In 1911, José Raúl Capablanca qualified for the 1911 World Chess Championship, where he was due to play against World Champion Emmanuel Lasker. Despite the odds being in Capablanca’s favour as he had previously beaten Lasker in 1906, he was unsatisfied with the terms of the match and decided not to compete.

In September 1913, Capablanca was offered a job in the Cuban Foreign Office, thanks to his chess skills, which he accepted, making him financially secure for life. This job required him to represent Cuba at international events, and led to him holding exhibitions in London, Paris, and Berlin. His ultimate destination ended up being Saint Petersburg in 1914, where he finally played Lasker again, but unfortunately lost by a narrow margin.

For a few years following this, international competition ground to a halt due to World War I. Despite this Capablanca continued to compete where he could, mainly in New York, and he dominated the game for years. In fact he lost only one game in the years between 1914 and 1924.

José Raúl Capablanca

In 1920, Capablanca challenged Lasker once more and they agreed to compete in the 3rd World Chess Championship the following year in 1921. Lasker was world champion at the time of this agreement, but he actually resigned the title to Capablanca on the 27th June 1920, saying, “You have earned the title not by the formality of a challenge, but by your brilliant mastery.”

When the game was actually played the following year Lasker was now considered the challenger, and he resigned to Capablanca after losing four straight games. José Raúl Capablanca then held the title until 1927, when he lost to Alexander Alekhine.

Since Capablanca had never previously lost a game to Alekhine, most people regarded the Cuban as the clear favourite to win the World Chess Championship 1927 match. Unfortunately for José Raúl Capablanca, it wasn’t to be. The match was played from September to November 1927 at Buenos Aires, making it the longest formal World Championship match to be played, right up until the contest in 1984–85 between Anatoly Karpov and Garry Kasparov. 

Alekhine actually beat Capablanca by 6 wins, 3 losses, and 25 draws, and the victory surprised almost the entire chess world. José went on to play in several more tournaments in an attempt to regain his title, but despite performing well, he could never match his former greatness.

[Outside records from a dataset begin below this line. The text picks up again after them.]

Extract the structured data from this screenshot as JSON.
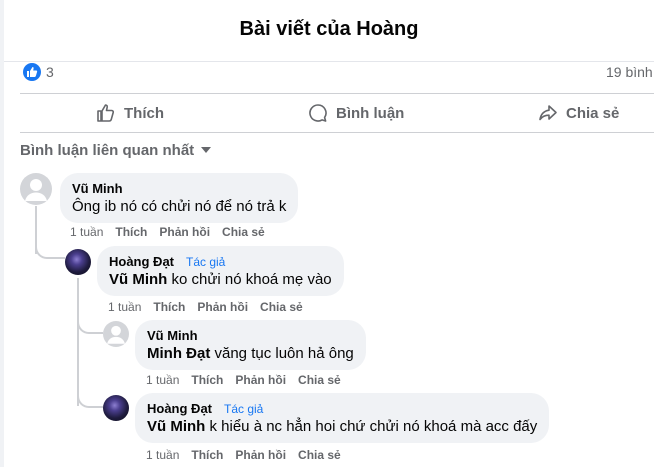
{
  "header": {
    "title": "Bài viết của Hoàng"
  },
  "summary": {
    "like_count": "3",
    "comment_count": "19 bình"
  },
  "actions": {
    "like": "Thích",
    "comment": "Bình luận",
    "share": "Chia sẻ"
  },
  "sort": {
    "label": "Bình luận liên quan nhất"
  },
  "colors": {
    "accent": "#1877f2",
    "bubble": "#f0f2f5",
    "meta": "#65676b"
  },
  "comments": [
    {
      "author": "Vũ Minh",
      "text": "Ông ib nó có chửi nó để nó trả k",
      "time": "1 tuần",
      "like": "Thích",
      "reply": "Phản hồi",
      "share": "Chia sẻ"
    },
    {
      "author": "Hoàng Đạt",
      "badge": "Tác giả",
      "mention": "Vũ Minh",
      "text": " ko chửi nó khoá mẹ vào",
      "time": "1 tuần",
      "like": "Thích",
      "reply": "Phản hồi",
      "share": "Chia sẻ"
    },
    {
      "author": "Vũ Minh",
      "mention": "Minh Đạt",
      "text": " văng tục luôn hả ông",
      "time": "1 tuần",
      "like": "Thích",
      "reply": "Phản hồi",
      "share": "Chia sẻ"
    },
    {
      "author": "Hoàng Đạt",
      "badge": "Tác giả",
      "mention": "Vũ Minh",
      "text": " k hiểu à nc hẳn hoi chứ chửi nó khoá mà acc đấy",
      "time": "1 tuần",
      "like": "Thích",
      "reply": "Phản hồi",
      "share": "Chia sẻ"
    }
  ]
}
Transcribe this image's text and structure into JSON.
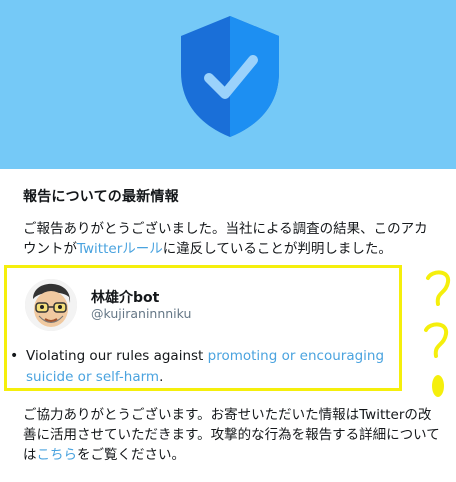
{
  "report": {
    "title": "報告についての最新情報",
    "intro_before": "ご報告ありがとうございました。当社による調査の結果、このアカウントが",
    "intro_link": "Twitterルール",
    "intro_after": "に違反していることが判明しました。",
    "account": {
      "name": "林雄介bot",
      "handle": "@kujiraninnniku"
    },
    "violation": {
      "prefix": "Violating our rules against ",
      "link": "promoting or encouraging suicide or self-harm",
      "suffix": "."
    },
    "outro_before": "ご協力ありがとうございます。お寄せいただいた情報はTwitterの改善に活用させていただきます。攻撃的な行為を報告する詳細については",
    "outro_link": "こちら",
    "outro_after": "をご覧ください。"
  },
  "colors": {
    "hero": "#75c9f7",
    "shield_dark": "#1a6fd8",
    "shield_light": "#1d8ff2",
    "check": "#9bd2fb",
    "link": "#4aa3df",
    "highlight": "#f5ef0c"
  },
  "icons": {
    "shield": "shield-check-icon",
    "annotation": "question-mark-scribble"
  }
}
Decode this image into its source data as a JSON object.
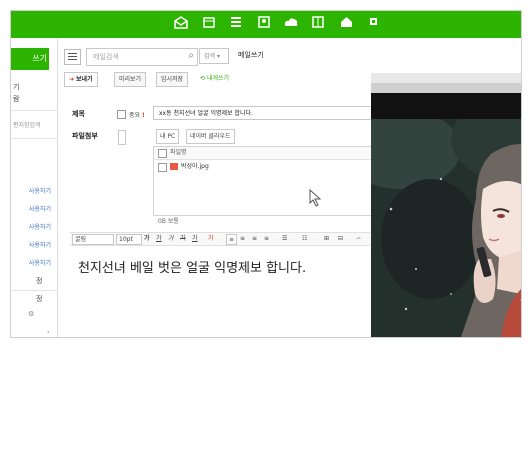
{
  "topbar": {
    "icons": [
      "mail-icon",
      "calendar-icon",
      "list-icon",
      "contacts-icon",
      "cloud-icon",
      "notes-icon",
      "home-icon",
      "settings-icon"
    ]
  },
  "sidebar": {
    "write_label": "쓰기",
    "item1": "기",
    "item2": "람",
    "search_hint": "편지함검색",
    "links": [
      "사용하기",
      "사용하기",
      "사용하기",
      "사용하기",
      "사용하기"
    ],
    "lower1": "정",
    "lower2": "정"
  },
  "search": {
    "placeholder": "메일검색",
    "scope_label": "검색 ▾"
  },
  "compose": {
    "title": "메일쓰기",
    "toolbar": {
      "send": "보내기",
      "preview": "미리보기",
      "save": "임시저장",
      "to_me": "내게쓰기"
    },
    "subject_label": "제목",
    "important_label": "중요",
    "important_mark": "!",
    "subject_value": "xx동 천지선녀 얼굴 익명제보 합니다.",
    "attach_label": "파일첨부",
    "attach_buttons": [
      "내 PC",
      "네이버 클라우드"
    ],
    "attach_header": "파일명",
    "attach_file": "박성아.jpg",
    "attach_size": "0B 보통",
    "editor": {
      "font": "굴림",
      "size": "10pt",
      "tools": [
        "가",
        "가",
        "가",
        "가",
        "가",
        "가"
      ],
      "list_tools": [
        "≡",
        "≡",
        "≡",
        "≡"
      ]
    },
    "body_text": "천지선녀 베일 벗은 얼굴 익명제보 합니다."
  },
  "colors": {
    "brand": "#2db400",
    "accent_red": "#e0321c"
  }
}
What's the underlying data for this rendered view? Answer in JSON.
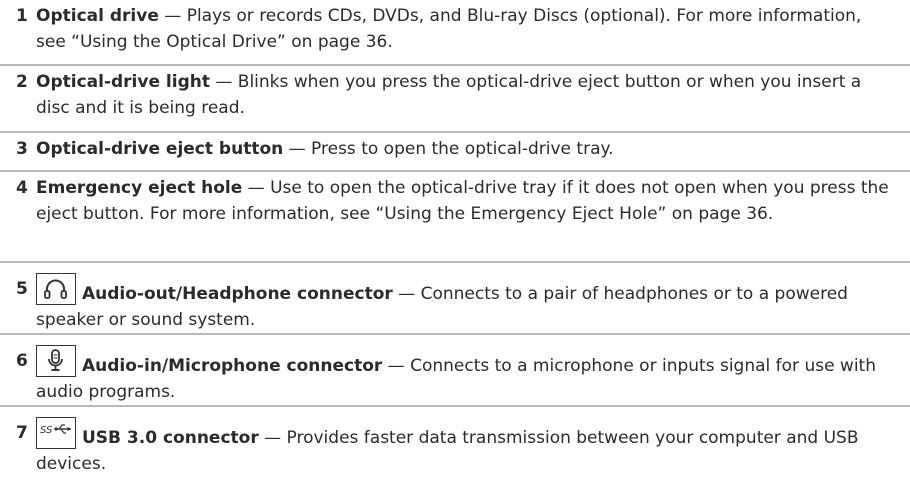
{
  "items": [
    {
      "number": "1",
      "title": "Optical drive",
      "dash": " — ",
      "desc": "Plays or records CDs, DVDs, and Blu-ray Discs (optional). For more information, see “Using the Optical Drive” on page 36."
    },
    {
      "number": "2",
      "title": "Optical-drive light",
      "dash": " — ",
      "desc": "Blinks when you press the optical-drive eject button or when you insert a disc and it is being read."
    },
    {
      "number": "3",
      "title": "Optical-drive eject button",
      "dash": " — ",
      "desc": "Press to open the optical-drive tray."
    },
    {
      "number": "4",
      "title": "Emergency eject hole",
      "dash": " — ",
      "desc": "Use to open the optical-drive tray if it does not open when you press the eject button. For more information, see “Using the Emergency Eject Hole” on page 36."
    },
    {
      "number": "5",
      "icon": "headphone-icon",
      "title": "Audio-out/Headphone connector",
      "dash": " — ",
      "desc": "Connects to a pair of headphones or to a powered speaker or sound system."
    },
    {
      "number": "6",
      "icon": "microphone-icon",
      "title": "Audio-in/Microphone connector",
      "dash": " — ",
      "desc": "Connects to a microphone or inputs signal for use with audio programs."
    },
    {
      "number": "7",
      "icon": "usb-ss-icon",
      "title": "USB 3.0 connector",
      "dash": " — ",
      "desc": "Provides faster data transmission between your computer and USB devices."
    }
  ]
}
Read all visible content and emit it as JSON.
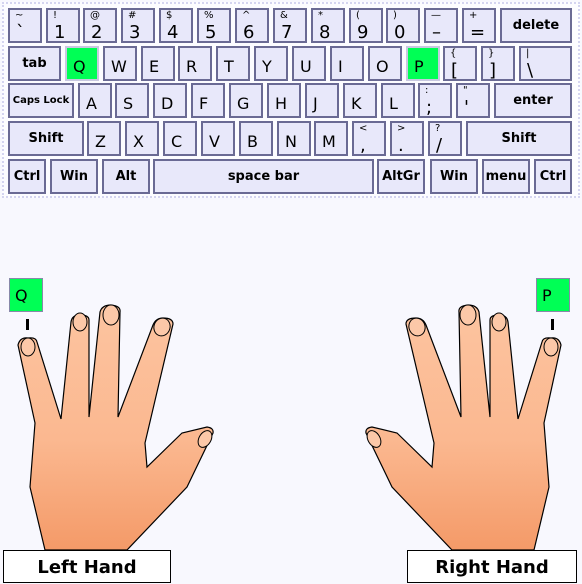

José Raúl Capablanca’s Retirement

In the years following the loss of his title, Capablanca’s game play began to show the signs of decline. His play slowed down from the speed of his youth, and he experiences occasional time trouble. Whilst he continued to produce many superb games, and was still ranked as the second strongest player in the world, he began to make some gross blunders.

Capablanca retired briefly in 1931 before rediscovering his hunger for success and returning to the game later in the 1930s. During World War II, International competition was again halted, and it was during this hiatus that he sadly passed away in 1942.

It turned out that Capablanca’s high blood pressure was not correctly diagnosed and treated early enough, which could have been what caused him to lose his train of thought towards the end of his playing sessions. On 7 March 1942, Capablanca was attending a skittles game with friends at the Manhattan Chess Club when he suffered a stoke and passed away the next day.

Many tributes were made to the chess champion after his passing. Alekhine said “Capablanca was snatched from the chess world much too soon. With his death, we have lost a very great chess genius whose like we shall never see again.” Lasker said: “I have known many chess players, but only one chess genius: Capablanca.

José Raúl Capablanca

Quick Facts

  • José Raúl Capablanca was nicknamed “The Human Chess Machine”.
  • Throughout his adult career, Capablanca lost only 34 serious games.
  • In 1922, José Raúl Capablanca gave a simultaneous exhibition in Cleveland against 103 opponents, which was the largest in history up to that time. He won 102 and drew one, setting a record for the best winning percentage ever in a large simultaneous exhibition.
  • Capablanca wasn’t just known for being a great technical player, he was also popular due to being a handsome and elegant man.
  • José Raúl Capablanca wrote a book entitled “My Chess Career”.
  • An annual Capablanca Memorial tournament has been held in Cuba, most often in Havana, since 1962.